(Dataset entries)
# # #

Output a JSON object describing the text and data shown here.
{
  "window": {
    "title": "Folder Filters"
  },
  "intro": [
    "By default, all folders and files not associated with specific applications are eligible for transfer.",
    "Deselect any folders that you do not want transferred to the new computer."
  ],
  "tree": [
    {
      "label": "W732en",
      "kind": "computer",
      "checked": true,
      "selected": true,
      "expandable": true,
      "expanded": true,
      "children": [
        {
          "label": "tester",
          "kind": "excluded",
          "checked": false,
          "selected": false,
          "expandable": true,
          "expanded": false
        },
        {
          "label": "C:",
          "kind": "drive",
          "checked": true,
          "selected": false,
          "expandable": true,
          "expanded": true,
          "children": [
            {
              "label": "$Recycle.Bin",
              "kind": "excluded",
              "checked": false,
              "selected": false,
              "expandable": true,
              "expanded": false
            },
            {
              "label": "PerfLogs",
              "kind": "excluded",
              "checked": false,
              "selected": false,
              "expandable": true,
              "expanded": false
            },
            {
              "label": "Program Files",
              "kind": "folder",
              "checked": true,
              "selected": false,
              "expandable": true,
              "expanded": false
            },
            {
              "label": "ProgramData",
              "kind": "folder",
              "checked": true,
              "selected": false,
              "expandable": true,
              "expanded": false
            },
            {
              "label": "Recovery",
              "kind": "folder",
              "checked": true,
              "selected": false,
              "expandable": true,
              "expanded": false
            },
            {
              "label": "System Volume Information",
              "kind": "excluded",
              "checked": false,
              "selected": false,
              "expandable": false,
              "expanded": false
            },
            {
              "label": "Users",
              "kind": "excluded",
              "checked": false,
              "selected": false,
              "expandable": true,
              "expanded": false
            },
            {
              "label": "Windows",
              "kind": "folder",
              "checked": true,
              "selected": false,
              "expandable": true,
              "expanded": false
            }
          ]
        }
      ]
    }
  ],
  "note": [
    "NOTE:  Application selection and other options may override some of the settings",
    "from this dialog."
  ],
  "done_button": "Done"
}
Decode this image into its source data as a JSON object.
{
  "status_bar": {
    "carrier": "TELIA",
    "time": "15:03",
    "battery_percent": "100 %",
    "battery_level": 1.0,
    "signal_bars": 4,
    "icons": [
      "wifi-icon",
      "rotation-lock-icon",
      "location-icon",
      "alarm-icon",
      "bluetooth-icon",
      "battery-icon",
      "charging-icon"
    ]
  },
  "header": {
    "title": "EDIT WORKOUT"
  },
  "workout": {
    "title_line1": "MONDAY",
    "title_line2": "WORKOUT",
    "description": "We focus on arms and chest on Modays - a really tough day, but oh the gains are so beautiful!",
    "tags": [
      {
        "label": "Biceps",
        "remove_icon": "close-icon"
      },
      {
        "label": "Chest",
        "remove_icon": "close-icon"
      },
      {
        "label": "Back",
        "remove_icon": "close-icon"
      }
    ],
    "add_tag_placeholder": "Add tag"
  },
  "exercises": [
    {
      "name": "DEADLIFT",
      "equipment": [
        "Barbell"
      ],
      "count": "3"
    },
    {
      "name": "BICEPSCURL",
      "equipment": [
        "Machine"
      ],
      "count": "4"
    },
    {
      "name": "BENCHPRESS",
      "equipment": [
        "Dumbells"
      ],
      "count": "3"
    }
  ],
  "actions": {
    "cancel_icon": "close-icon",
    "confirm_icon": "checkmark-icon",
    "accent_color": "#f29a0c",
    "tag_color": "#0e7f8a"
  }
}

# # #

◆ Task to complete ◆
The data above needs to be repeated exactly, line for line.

◆ Written solution ◆
Output a JSON object describing the text and data shown here.
{
  "window": {
    "title": "Folder Filters"
  },
  "intro": [
    "By default, all folders and files not associated with specific applications are eligible for transfer.",
    "Deselect any folders that you do not want transferred to the new computer."
  ],
  "tree": [
    {
      "label": "W732en",
      "kind": "computer",
      "checked": true,
      "selected": true,
      "expandable": true,
      "expanded": true,
      "children": [
        {
          "label": "tester",
          "kind": "excluded",
          "checked": false,
          "selected": false,
          "expandable": true,
          "expanded": false
        },
        {
          "label": "C:",
          "kind": "drive",
          "checked": true,
          "selected": false,
          "expandable": true,
          "expanded": true,
          "children": [
            {
              "label": "$Recycle.Bin",
              "kind": "excluded",
              "checked": false,
              "selected": false,
              "expandable": true,
              "expanded": false
            },
            {
              "label": "PerfLogs",
              "kind": "excluded",
              "checked": false,
              "selected": false,
              "expandable": true,
              "expanded": false
            },
            {
              "label": "Program Files",
              "kind": "folder",
              "checked": true,
              "selected": false,
              "expandable": true,
              "expanded": false
            },
            {
              "label": "ProgramData",
              "kind": "folder",
              "checked": true,
              "selected": false,
              "expandable": true,
              "expanded": false
            },
            {
              "label": "Recovery",
              "kind": "folder",
              "checked": true,
              "selected": false,
              "expandable": true,
              "expanded": false
            },
            {
              "label": "System Volume Information",
              "kind": "excluded",
              "checked": false,
              "selected": false,
              "expandable": false,
              "expanded": false
            },
            {
              "label": "Users",
              "kind": "excluded",
              "checked": false,
              "selected": false,
              "expandable": true,
              "expanded": false
            },
            {
              "label": "Windows",
              "kind": "folder",
              "checked": true,
              "selected": false,
              "expandable": true,
              "expanded": false
            }
          ]
        }
      ]
    }
  ],
  "note": [
    "NOTE:  Application selection and other options may override some of the settings",
    "from this dialog."
  ],
  "done_button": "Done"
}
Decode this image into its source data as a JSON object.
{
  "status_bar": {
    "carrier": "TELIA",
    "time": "15:03",
    "battery_percent": "100 %",
    "battery_level": 1.0,
    "signal_bars": 4,
    "icons": [
      "wifi-icon",
      "rotation-lock-icon",
      "location-icon",
      "alarm-icon",
      "bluetooth-icon",
      "battery-icon",
      "charging-icon"
    ]
  },
  "header": {
    "title": "EDIT WORKOUT"
  },
  "workout": {
    "title_line1": "MONDAY",
    "title_line2": "WORKOUT",
    "description": "We focus on arms and chest on Modays - a really tough day, but oh the gains are so beautiful!",
    "tags": [
      {
        "label": "Biceps",
        "remove_icon": "close-icon"
      },
      {
        "label": "Chest",
        "remove_icon": "close-icon"
      },
      {
        "label": "Back",
        "remove_icon": "close-icon"
      }
    ],
    "add_tag_placeholder": "Add tag"
  },
  "exercises": [
    {
      "name": "DEADLIFT",
      "equipment": [
        "Barbell"
      ],
      "count": "3"
    },
    {
      "name": "BICEPSCURL",
      "equipment": [
        "Machine"
      ],
      "count": "4"
    },
    {
      "name": "BENCHPRESS",
      "equipment": [
        "Dumbells"
      ],
      "count": "3"
    }
  ],
  "actions": {
    "cancel_icon": "close-icon",
    "confirm_icon": "checkmark-icon",
    "accent_color": "#f29a0c",
    "tag_color": "#0e7f8a"
  }
}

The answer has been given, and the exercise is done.